The halo of invincibility surrounding the world's largest hedge fund/smallest mutual fund (because last we checked a hedge fund that is $37 billion in size has about the same turn radius as Vanguard), Paulson & Co., is starting to wear thin. According to the FT's Sam Jones, Paulson's flagship fund, the $9 billion Advantage Fund, dropped "close to 6 per cent in May, echoing losses across the industry." May’s loss means that in the year to date, the $9bn Paulson & Co Advantage Plus fund is down 7.6 per cent. The average hedge fund lost 1.39 per cent over the month according to preliminary data from Hedge Fund Research, with “event-driven” strategies such as that operated by Paulson & Co’s main fund down on average 0.62 per cent. Investors in the firm's other fund have little cause for cheer: "The Paulson & Co Gold fund dropped 6.39 per cent in May, erasing much of its 8.5 per cent April gain. The fund is up 0.9 per cent in the year. Paulson & Co is the world’s largest non-sovereign gold investor. Performance was better for the firm’s other funds. Its Credit fund was down 0.05 per cent for May, while the Recovery fund, which is geared to the prospects of the US economy, dropped 0.69 per cent. Paulson & Co declined to comment." Naturally, Paulson, who once upon a time saw Bank of America, soon to be embroiled in multi-billion dollar litigation to settle the fact that an unimaginable number of its mortgages are fraudulent through and through (thank you Agent Orange), would hit $30/share by the end of 2011 and soon will need a reverse stock split to get there, continues to be bullish: "In the firm’s most recent correspondence with investors Mr Paulson said difficulties for US banks had been a particular drag on his portfolios but that he remained optimistic...The US stock market could rally as much as 40 per cent from its first quarter level this year, he said." Sorry, John, not without QE 7 it won't.

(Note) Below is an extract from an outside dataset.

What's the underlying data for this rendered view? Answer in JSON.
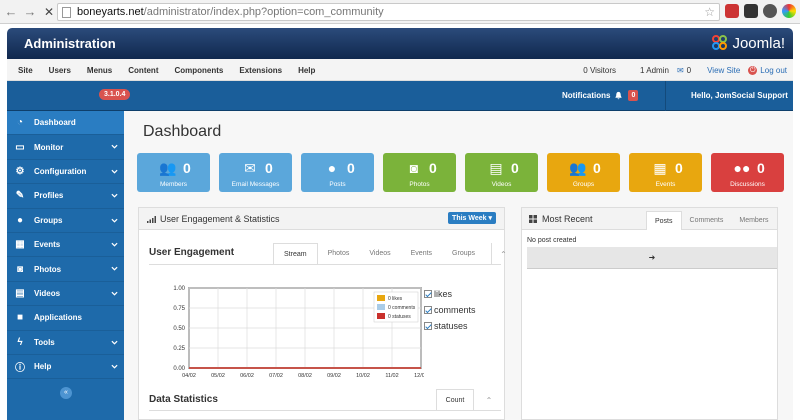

And in the meantime, June is shaping up into another horrendous month for the once-star asset manager (or was that Paolo Pellegrini, we forget)- as we reported, Paulson has started June with a rookie $500 million loss in its Sino Forest investment: assuming the bulk of the position is allocated to the Advantage Fund, this means the the flagship fund is now down over 13% for the year.
If Paulson's LPs pull an SAC and start submitting redemption notices, in this market which already is near record margin debt, any liquidation will require indiscriminate selling of other positions to cover capital shortfall. And if bank repo desks start getting concerned about the viability of their collateral, we very well may be on the verge of another collateral-pull inspired, Lehman-type fiasco. In the meantime, our warnings that there is nothing quite as ludicrious as a $37 billion hedge fund (that 2% annual management fee could at least have purchased an analyst or two who is willing to perform due diligence on investments that are 14% of a company's outstanding shares) will hopefully finally be heard by someone.